This one from the venerable Tompkins Square label has a similarly hazy, almost daydream-like quality to it — but things get slightly more intense from time to time. There’s drama here. Romance, even! On Kissing Rosy In The Rain, Mason Lindahl’s reverb-heavy guitar conjures up rippling sails, wine dark seas and windswept vistas, leaning in a classical, occasionally Flamenco-y direction. Unabashedly beautiful, Rosy is a collection that will take you somewhere special.
Julian Ledru :: White Oak Blues
French American Primitive guitar? Sure! Transmitted to us from Paris, Julian Ledru’s playing is sparkling and crisp, whether on guitar or banjo (and occasional synth). He often brings to mind the Windham Hill masters of days gone by—but at least part of his inspiration for White Oak Blues comes from a fairly distant source: Daniel Johnston. Not that Ledru sounds like Johnston, really, but his touching elegy for the late singer-songwriter, “Daniel Variations,” conjures up that fragile spirit.

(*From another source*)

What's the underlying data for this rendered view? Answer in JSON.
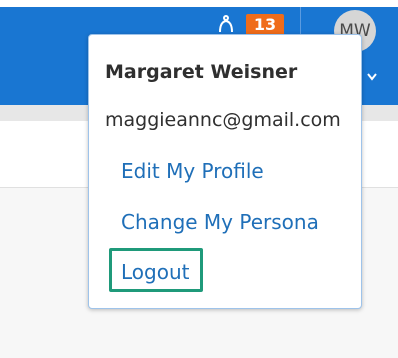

Cameron Knowler & Eli Winter :: Anticipation
The guitar soli world often feels, well, solitary. So it’s nice when two players join forces to make some sweet music together. Cameron Knowler and Eli Winter’s Anticipation fits nicely with recent-ish duo efforts from James Elkington & Nathan Salsburg or Bill MacKay and Ryley Walker. The pair’s songs are loosely knit, the vibe warm, with Knowler and Winter more interested in the present moment than some distant destination. They’re listening closely to one another, giving and taking, like a conversation between friends. Sometimes they head off on tangents, sometimes they lose the thread entirely, sometimes they find perfect clarity. It’s all good.
Steffen Basho-Junghans :: The Dancer on the Hill
With a career that stretches back decades now, Steffen Basho-Junghans deserves to be mentioned alongside Glenn Jones and Jack Rose as one of the godfathers of the neo-Takoma School scene. He’s been a bit less prolific in recent years, but The Dancer on the Hill shows he hasn’t lost any of his considerable skills. Basho-Junghans is both elegant and exploratory, a master of the enveloping overtone and rich harmonic. He owes plenty to his namesake Robbie of course, but at this point he’s very much his own man—an original and unusual musician.
Robbie Basho :: Song of the Avatars: The Lost Master Tapes
To close things out, we’d be remiss not to mention this sprawling collection of previously unreleased Robbie Basho released late last year on Tompkins Square. Some of it is juvenilia, but the bulk of the five-disc Songs of the Avatars (also available as a one-lp sampler) is powerful stuff—essential additions to the Basho canon. Spanning from 1965 to 1985, it features the composer on guitar, piano and vocals, creating sounds that can only be described as celestial. Packaged with a handsome, informative book, it’ll transfigure your brain.